Activity: Check each line of the data below for the word "this", then extract the ones that have it.

= Beginning of Section =

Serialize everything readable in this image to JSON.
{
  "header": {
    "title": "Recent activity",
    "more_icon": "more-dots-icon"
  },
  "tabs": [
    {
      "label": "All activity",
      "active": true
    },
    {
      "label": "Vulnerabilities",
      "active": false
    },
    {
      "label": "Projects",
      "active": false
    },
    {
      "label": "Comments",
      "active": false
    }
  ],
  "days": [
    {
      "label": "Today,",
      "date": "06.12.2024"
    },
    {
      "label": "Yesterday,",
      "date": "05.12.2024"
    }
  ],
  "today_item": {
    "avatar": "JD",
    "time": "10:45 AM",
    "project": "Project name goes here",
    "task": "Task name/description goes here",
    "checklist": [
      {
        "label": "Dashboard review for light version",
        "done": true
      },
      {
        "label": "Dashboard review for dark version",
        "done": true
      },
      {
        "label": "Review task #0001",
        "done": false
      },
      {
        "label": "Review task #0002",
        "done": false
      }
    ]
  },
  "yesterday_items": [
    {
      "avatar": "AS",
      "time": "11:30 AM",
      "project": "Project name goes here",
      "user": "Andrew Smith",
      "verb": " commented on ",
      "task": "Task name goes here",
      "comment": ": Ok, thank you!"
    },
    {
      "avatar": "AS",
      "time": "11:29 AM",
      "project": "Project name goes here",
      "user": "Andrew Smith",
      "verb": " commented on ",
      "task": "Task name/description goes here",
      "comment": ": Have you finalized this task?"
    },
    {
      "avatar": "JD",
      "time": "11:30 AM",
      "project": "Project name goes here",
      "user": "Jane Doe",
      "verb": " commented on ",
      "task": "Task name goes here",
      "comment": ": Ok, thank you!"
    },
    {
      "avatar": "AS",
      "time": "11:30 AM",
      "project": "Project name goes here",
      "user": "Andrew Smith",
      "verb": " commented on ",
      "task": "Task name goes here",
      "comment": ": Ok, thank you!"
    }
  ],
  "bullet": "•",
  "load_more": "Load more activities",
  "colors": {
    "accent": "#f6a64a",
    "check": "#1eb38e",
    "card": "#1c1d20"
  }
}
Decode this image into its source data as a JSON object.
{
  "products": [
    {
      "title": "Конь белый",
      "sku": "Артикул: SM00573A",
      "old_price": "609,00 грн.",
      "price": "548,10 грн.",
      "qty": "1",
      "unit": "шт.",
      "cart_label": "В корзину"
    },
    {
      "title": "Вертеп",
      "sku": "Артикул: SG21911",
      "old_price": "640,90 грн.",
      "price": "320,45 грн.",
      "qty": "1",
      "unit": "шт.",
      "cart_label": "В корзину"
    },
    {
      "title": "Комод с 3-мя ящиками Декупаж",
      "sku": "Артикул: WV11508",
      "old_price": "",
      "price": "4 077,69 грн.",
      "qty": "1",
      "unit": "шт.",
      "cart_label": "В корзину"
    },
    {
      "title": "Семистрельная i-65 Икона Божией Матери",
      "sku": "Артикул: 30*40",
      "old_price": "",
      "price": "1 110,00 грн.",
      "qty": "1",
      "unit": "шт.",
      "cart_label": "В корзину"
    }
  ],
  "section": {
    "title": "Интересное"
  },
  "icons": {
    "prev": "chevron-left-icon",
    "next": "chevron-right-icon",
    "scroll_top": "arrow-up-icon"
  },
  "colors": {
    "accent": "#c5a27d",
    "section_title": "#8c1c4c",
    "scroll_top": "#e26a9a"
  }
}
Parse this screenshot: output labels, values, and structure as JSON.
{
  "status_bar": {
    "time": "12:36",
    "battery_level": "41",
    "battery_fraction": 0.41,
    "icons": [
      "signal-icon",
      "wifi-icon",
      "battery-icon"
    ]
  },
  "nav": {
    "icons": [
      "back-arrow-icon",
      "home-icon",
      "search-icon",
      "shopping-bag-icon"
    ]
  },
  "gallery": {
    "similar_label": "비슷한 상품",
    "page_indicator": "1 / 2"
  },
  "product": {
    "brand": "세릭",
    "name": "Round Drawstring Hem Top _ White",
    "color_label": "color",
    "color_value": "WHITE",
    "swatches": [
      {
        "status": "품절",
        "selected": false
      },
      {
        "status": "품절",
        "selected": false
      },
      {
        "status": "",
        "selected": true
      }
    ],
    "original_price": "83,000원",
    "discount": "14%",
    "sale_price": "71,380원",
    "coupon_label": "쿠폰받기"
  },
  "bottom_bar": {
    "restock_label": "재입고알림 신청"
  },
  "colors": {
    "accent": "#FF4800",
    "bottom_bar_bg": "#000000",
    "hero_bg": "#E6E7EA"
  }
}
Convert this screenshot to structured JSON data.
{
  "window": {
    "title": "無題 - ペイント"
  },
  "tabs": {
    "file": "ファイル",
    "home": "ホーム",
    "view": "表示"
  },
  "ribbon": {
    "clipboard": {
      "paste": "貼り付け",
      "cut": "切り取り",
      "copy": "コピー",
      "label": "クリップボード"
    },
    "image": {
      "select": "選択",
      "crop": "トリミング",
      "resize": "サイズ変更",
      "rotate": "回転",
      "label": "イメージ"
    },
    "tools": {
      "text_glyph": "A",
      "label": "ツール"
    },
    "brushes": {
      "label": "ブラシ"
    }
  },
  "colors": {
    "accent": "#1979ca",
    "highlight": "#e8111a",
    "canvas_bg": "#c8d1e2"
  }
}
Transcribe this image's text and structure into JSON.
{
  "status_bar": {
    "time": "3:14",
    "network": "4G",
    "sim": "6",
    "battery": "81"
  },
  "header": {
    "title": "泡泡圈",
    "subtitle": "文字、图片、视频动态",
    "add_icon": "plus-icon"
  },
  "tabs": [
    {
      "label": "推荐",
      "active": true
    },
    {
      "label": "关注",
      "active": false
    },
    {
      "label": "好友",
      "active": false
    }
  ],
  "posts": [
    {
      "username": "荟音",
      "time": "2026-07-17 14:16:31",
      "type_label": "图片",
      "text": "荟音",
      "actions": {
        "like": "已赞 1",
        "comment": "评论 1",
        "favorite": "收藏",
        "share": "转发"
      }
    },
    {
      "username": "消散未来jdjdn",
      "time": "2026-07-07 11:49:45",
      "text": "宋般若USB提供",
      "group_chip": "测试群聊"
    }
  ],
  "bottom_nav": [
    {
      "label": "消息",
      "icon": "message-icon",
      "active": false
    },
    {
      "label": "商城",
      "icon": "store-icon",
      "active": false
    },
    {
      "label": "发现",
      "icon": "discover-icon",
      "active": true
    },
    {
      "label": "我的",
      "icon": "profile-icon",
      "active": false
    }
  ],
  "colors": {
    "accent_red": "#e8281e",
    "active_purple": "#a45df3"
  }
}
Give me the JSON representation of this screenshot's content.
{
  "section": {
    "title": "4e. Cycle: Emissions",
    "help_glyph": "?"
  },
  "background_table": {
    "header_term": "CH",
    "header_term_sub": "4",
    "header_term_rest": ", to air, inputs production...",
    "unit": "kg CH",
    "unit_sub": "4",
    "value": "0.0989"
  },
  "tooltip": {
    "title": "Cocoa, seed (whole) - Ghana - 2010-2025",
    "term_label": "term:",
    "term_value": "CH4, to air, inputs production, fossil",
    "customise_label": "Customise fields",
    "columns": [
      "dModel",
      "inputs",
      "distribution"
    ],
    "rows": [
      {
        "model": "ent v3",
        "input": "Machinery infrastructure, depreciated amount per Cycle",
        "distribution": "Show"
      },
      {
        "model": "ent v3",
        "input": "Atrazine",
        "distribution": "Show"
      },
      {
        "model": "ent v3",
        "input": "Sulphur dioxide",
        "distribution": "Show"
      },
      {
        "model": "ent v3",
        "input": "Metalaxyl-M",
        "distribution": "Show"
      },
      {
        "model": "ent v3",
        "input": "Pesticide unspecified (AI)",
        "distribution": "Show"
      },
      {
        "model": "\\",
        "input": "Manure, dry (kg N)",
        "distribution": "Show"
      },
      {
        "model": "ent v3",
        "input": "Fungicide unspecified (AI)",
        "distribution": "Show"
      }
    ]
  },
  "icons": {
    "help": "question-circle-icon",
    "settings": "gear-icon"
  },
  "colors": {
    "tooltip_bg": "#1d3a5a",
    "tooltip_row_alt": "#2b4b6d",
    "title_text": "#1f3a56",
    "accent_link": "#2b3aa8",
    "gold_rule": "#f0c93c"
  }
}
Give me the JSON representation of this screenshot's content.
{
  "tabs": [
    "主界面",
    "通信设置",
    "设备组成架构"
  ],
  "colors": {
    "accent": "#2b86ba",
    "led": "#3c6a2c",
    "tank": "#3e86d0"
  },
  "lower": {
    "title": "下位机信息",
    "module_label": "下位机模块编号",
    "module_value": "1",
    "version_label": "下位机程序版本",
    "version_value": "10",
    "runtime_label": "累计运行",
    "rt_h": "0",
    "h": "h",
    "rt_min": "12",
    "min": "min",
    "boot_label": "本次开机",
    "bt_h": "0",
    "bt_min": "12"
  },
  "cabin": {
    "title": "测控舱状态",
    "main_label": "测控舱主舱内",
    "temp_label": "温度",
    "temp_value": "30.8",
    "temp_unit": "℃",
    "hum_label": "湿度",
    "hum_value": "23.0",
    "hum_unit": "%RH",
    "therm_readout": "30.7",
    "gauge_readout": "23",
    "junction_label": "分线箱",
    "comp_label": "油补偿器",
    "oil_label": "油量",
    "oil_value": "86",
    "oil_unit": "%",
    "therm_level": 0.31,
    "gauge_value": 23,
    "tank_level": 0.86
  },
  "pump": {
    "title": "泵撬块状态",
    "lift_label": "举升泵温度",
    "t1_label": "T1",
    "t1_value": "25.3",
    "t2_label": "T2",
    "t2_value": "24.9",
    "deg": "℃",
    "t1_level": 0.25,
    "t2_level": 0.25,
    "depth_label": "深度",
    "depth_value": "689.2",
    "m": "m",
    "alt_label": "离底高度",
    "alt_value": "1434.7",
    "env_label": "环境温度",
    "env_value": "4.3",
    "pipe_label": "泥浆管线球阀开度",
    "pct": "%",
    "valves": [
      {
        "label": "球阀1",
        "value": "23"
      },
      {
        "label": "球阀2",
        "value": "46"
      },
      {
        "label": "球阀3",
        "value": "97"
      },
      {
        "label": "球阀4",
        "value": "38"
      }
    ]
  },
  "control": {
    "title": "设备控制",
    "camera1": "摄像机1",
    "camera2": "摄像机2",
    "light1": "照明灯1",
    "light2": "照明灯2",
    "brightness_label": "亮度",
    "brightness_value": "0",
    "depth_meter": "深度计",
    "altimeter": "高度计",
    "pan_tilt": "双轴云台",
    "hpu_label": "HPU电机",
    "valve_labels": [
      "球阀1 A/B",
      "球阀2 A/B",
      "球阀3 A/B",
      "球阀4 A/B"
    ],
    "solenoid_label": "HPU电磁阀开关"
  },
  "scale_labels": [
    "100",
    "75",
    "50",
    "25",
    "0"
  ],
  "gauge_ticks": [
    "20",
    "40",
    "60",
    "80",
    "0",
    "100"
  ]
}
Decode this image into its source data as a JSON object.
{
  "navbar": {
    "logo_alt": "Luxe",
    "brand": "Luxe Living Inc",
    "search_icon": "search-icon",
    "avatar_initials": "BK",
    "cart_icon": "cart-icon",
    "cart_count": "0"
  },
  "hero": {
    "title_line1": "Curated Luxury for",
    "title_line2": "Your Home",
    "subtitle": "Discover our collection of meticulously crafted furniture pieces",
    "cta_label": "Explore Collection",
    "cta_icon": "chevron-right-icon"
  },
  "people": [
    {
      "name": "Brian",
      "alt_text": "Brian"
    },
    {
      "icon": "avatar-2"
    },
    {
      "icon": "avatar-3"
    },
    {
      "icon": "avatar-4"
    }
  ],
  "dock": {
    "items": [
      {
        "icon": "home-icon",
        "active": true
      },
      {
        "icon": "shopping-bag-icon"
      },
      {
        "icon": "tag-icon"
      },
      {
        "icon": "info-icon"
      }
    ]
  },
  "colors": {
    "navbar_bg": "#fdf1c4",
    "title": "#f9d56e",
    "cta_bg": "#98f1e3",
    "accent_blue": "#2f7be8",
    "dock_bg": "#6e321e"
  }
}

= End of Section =

Written response:
Serialize everything readable in this image to JSON.
      "comment": ": Have you finalized this task?"
Decode this image into its source data as a JSON object.
Parse this screenshot: output labels, values, and structure as JSON.
Convert this screenshot to structured JSON data.
Transcribe this image's text and structure into JSON.
Give me the JSON representation of this screenshot's content.
Give me the JSON representation of this screenshot's content.
Decode this image into its source data as a JSON object.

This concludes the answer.